Then there’s Motosumo and its dynamic, interactive platform offering live, instructor-led classes which can be joined by anyone on a stationary bike. The platform taps into the motion sensors inside smartphones to measure and report a range of performance metrics, fully independent of any branded equipment. Real-time interaction with instructors and teammates makes the Motosumo experience feel like an in-person class – with the added fun of live leaderboards and interactive features like emojis and 3D races.
Interactivity is also entering the well-tech space. YogiFi is being marketed as the world's first smart yoga mat, capable of delivering personalized yoga sessions with an immersive virtual studio experience at home. The mat uses AI to automatically recommend personalized wellness programs based on the user's history, current limitations and future goals. Programs are delivered via an app or wrist wearable. YogiFi also provides real-time feedback and automatically correlates vital signs and breathing patterns through the wrist wearable.
And there are already digital fitness brands which are building their entire eco-system around interactivity. One of these is German fit tech firm Vaha – which features tennis legend Steffi Graf as an investor and Bayern Munich goalkeeper Manuel Neuer as partner. The Vaha interactive fitness mirror is designed to act as a virtual personal trainer, using a "hologram" to guide exercisers through workouts. Users can also book personal training sessions, with trainers connecting live to the mirror and providing users with individual workouts. Vaha also offers community functionality, with participants able to see the names of their "fellow classmates," live on the screen, replicating the experience of a real group training session.
Another one is Bande, which offers intimate livestream classes in a wide variety of formats, optimized for in-home participation. The platform uses cutting-edge tech to encourage meaningful connections between members, their peers and instructors. With tight-knit classes and unique social features like group chats, private voice messaging and a "friending" function that offers visibility to others' workout schedules, members and instructors have the ability to interact with each other before, during and after class.
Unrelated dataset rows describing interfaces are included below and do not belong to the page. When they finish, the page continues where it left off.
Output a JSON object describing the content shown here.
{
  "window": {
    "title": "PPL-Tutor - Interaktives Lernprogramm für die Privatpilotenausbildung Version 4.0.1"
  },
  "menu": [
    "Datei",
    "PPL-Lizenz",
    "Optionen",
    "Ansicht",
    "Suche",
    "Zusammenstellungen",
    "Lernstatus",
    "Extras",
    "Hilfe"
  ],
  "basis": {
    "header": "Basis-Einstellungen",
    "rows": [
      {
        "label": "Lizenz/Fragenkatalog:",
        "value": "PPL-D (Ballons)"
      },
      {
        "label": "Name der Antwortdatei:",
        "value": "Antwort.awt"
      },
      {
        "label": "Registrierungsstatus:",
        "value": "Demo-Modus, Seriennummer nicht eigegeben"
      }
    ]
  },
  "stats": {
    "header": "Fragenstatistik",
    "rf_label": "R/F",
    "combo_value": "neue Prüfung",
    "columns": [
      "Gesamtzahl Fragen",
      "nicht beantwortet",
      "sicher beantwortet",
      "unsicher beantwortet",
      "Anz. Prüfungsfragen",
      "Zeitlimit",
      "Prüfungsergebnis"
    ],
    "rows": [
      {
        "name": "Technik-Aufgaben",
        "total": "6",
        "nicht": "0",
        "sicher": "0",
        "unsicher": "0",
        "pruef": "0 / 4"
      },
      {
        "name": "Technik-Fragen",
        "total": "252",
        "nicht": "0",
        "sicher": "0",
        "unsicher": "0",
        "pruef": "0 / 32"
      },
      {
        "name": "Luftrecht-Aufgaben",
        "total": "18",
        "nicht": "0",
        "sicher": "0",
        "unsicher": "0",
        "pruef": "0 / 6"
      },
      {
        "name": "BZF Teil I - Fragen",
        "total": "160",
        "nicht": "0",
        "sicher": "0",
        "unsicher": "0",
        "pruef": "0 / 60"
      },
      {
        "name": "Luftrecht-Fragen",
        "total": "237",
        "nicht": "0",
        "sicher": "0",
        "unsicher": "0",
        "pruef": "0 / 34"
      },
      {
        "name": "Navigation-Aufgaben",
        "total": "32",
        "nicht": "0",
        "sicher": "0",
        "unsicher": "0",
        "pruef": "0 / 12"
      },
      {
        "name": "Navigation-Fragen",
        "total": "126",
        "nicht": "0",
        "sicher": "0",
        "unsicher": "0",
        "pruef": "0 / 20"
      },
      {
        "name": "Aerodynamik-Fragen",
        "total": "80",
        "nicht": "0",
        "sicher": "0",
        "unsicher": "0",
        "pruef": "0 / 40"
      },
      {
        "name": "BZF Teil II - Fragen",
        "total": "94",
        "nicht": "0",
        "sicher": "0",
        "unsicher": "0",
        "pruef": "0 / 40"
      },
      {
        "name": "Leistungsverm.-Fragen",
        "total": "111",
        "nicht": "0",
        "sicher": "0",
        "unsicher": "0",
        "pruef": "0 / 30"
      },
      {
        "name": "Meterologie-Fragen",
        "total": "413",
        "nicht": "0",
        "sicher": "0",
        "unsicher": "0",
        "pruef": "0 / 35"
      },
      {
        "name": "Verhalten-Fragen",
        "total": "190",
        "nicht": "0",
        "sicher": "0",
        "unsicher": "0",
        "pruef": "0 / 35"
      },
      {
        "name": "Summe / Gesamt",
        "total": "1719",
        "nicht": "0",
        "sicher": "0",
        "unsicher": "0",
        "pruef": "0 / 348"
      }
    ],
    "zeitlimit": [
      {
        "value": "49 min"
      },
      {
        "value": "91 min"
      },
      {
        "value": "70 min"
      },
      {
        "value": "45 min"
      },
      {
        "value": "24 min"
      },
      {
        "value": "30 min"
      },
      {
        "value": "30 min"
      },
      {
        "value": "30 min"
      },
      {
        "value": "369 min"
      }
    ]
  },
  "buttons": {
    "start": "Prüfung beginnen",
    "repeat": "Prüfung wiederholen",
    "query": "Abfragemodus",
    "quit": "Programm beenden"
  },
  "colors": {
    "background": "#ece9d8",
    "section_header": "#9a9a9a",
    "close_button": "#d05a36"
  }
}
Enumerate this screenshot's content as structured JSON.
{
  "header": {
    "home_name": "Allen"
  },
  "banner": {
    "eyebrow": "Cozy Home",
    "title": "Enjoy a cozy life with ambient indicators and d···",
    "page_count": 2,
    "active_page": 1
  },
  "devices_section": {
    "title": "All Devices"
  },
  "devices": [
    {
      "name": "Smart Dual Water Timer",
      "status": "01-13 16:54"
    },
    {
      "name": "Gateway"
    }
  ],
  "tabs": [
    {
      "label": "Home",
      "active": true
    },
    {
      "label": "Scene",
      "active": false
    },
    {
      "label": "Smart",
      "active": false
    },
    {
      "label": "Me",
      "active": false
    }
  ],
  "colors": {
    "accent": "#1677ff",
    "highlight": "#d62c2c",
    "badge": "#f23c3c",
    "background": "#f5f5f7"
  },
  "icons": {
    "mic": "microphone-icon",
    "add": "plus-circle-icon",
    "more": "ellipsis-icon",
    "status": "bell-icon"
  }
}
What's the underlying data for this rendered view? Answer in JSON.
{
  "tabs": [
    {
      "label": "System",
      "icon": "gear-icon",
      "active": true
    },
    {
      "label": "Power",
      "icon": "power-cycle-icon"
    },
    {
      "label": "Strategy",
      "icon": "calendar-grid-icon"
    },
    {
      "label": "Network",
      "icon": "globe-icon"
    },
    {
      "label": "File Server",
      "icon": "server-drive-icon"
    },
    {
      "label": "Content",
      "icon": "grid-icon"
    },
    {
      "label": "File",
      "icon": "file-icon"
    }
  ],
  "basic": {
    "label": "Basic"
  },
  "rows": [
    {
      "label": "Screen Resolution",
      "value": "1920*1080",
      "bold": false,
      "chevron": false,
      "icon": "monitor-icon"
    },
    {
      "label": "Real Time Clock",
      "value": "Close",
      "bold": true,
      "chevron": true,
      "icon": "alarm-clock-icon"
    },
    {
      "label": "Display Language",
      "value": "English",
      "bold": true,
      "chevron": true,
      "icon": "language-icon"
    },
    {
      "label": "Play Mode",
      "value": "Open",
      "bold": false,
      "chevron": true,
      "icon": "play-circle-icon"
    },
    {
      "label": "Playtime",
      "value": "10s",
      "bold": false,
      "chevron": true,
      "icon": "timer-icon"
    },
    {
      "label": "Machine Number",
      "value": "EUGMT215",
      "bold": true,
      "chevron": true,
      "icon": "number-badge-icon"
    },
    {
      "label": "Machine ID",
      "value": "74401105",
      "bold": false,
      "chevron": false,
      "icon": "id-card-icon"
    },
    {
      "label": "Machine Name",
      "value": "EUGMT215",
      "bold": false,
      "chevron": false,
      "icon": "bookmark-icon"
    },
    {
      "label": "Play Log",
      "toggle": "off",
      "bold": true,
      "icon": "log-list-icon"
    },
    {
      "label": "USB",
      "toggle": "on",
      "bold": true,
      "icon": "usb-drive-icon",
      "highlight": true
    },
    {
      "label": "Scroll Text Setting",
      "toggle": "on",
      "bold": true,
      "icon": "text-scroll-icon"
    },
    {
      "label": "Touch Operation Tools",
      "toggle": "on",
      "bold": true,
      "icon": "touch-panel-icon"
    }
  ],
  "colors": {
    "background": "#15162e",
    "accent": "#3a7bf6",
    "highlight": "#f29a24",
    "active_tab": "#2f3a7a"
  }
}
So, we think that interactivity will be the next big shift in the digital fitness space. It will result in consumers increasingly moving away from a “one-way”, broadcast model in search of services which offer one-to-one, personalized and immersive experiences which include coaching and advice. Data and tracking tech will also likely play a big part in this, as people look to analyse their performances and progress.
From an operator and service provider point of view, we think that early adopters of the interactive and one-to-one digital services will have the jump on late arrivals. Having interactive elements in tech solutions, apps and fitness platforms will also differentiate brands in a marketplace which is becoming increasingly saturated.